▶ **Problem requirements**:
Extract all lines from the data beneath that include the word "title".

(Interface dataset entries)

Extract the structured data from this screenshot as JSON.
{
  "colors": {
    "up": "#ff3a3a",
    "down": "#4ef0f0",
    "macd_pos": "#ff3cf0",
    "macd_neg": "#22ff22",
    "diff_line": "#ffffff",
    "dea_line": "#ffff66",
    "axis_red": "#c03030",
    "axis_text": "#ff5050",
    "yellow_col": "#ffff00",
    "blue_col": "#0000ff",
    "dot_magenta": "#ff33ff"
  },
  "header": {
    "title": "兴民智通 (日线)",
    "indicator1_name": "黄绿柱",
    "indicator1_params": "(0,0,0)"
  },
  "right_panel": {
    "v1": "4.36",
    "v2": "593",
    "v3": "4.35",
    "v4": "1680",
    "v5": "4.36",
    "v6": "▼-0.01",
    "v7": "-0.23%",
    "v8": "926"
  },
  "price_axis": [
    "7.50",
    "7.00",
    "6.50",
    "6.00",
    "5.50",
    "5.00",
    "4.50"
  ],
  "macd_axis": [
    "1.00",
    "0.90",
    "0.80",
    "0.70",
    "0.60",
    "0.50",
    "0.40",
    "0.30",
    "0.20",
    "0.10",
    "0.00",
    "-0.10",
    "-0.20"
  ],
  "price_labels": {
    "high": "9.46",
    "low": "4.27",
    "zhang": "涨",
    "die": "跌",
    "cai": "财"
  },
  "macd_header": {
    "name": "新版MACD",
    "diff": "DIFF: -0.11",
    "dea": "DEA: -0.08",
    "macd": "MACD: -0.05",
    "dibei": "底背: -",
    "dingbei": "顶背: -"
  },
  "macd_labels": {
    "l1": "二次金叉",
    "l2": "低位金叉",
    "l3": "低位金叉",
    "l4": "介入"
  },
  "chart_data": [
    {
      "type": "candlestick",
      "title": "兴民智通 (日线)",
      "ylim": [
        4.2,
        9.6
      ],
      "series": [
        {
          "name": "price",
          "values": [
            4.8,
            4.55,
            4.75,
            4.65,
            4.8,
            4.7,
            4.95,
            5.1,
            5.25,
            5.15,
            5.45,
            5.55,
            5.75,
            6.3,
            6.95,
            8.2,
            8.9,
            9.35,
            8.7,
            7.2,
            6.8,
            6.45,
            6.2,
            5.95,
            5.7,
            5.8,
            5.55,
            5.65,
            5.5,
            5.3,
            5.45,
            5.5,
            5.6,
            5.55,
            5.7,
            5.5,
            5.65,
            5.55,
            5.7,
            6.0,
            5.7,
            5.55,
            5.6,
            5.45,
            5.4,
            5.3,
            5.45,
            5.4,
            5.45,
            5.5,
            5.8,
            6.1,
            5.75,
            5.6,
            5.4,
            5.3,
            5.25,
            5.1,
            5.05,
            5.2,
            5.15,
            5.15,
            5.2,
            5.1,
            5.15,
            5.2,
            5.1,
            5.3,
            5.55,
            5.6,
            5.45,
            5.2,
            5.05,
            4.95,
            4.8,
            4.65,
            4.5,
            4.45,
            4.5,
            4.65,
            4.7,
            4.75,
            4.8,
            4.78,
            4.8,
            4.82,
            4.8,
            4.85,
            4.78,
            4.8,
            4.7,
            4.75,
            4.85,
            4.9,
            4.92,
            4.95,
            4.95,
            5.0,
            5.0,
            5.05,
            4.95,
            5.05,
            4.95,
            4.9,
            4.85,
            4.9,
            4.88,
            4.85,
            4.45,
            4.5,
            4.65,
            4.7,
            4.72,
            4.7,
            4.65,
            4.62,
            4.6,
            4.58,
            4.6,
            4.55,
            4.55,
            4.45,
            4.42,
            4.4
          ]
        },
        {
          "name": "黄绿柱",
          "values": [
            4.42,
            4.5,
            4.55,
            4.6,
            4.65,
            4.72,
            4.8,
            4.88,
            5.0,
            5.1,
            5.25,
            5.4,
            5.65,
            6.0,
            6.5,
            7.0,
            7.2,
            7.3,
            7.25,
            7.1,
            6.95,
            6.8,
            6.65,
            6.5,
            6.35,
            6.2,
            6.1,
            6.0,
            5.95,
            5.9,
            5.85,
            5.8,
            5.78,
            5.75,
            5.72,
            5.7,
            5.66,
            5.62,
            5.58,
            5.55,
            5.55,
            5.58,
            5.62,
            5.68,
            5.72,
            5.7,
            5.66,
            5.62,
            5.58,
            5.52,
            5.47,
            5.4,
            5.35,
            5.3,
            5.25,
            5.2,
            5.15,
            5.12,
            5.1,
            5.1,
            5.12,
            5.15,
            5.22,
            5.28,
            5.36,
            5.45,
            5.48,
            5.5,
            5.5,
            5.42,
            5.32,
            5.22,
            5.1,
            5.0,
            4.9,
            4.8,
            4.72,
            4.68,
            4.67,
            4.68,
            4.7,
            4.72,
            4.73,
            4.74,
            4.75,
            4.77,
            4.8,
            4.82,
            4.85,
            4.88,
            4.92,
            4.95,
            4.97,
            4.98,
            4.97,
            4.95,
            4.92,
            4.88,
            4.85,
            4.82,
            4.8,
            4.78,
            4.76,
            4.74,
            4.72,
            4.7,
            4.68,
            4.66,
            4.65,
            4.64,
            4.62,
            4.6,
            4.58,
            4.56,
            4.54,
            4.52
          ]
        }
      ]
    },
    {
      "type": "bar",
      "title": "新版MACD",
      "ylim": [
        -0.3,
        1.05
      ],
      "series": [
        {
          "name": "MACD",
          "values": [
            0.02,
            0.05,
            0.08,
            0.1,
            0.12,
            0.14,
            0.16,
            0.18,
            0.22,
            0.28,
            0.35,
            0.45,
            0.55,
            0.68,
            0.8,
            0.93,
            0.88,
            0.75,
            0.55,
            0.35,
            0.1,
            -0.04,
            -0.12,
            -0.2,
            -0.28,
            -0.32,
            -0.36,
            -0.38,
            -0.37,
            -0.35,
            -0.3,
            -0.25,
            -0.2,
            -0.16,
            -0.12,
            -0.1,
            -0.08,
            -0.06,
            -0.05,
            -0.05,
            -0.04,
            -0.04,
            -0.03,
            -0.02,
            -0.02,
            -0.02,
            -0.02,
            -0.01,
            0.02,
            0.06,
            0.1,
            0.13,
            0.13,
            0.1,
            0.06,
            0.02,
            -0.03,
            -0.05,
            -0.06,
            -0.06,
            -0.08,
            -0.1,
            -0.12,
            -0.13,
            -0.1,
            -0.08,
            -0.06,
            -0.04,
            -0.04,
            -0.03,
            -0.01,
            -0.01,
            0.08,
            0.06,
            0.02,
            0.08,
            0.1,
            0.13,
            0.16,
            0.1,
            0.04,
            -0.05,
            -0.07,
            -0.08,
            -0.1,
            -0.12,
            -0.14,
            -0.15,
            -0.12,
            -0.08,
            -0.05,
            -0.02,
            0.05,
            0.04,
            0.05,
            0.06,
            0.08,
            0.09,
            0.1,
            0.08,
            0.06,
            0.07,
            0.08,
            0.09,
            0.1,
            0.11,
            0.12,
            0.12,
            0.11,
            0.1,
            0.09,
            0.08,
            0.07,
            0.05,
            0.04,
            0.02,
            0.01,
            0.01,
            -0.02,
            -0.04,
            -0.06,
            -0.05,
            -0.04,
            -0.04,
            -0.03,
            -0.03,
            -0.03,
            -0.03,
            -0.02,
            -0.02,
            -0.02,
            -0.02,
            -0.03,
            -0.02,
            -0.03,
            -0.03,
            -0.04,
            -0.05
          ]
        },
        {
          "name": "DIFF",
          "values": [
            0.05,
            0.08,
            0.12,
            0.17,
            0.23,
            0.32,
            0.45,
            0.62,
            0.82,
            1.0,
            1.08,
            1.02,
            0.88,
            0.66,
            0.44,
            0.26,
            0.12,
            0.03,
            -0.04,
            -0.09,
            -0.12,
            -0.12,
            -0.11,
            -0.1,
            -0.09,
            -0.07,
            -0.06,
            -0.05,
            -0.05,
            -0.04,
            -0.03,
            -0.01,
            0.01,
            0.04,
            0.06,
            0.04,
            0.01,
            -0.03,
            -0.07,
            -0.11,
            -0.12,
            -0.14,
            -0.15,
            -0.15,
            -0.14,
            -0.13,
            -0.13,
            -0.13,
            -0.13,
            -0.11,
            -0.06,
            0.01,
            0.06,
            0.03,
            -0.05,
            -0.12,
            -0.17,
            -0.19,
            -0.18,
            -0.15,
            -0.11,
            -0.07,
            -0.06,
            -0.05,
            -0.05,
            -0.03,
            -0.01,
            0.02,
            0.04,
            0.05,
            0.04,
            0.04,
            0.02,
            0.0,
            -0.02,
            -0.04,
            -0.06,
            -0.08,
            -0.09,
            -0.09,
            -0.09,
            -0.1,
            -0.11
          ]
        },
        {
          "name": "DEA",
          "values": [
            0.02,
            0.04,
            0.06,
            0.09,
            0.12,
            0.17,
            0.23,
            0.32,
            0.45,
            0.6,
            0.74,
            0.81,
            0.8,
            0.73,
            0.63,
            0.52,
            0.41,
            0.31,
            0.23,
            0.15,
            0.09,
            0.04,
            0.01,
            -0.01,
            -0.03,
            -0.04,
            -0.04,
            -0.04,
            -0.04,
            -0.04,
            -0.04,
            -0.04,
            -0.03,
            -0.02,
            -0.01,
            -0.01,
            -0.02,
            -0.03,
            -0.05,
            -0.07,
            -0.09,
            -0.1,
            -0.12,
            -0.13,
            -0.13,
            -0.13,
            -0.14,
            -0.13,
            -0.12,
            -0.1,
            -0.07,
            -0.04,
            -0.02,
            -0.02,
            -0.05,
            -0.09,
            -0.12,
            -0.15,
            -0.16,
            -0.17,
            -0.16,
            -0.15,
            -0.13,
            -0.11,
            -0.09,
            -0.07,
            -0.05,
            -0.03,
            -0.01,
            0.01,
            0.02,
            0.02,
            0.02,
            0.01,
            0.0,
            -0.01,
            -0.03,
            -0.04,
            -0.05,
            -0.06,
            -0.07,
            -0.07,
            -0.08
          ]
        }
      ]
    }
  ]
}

▶ **Task solution**:
    "title": "兴民智通 (日线)",
      "title": "兴民智通 (日线)",
      "title": "新版MACD",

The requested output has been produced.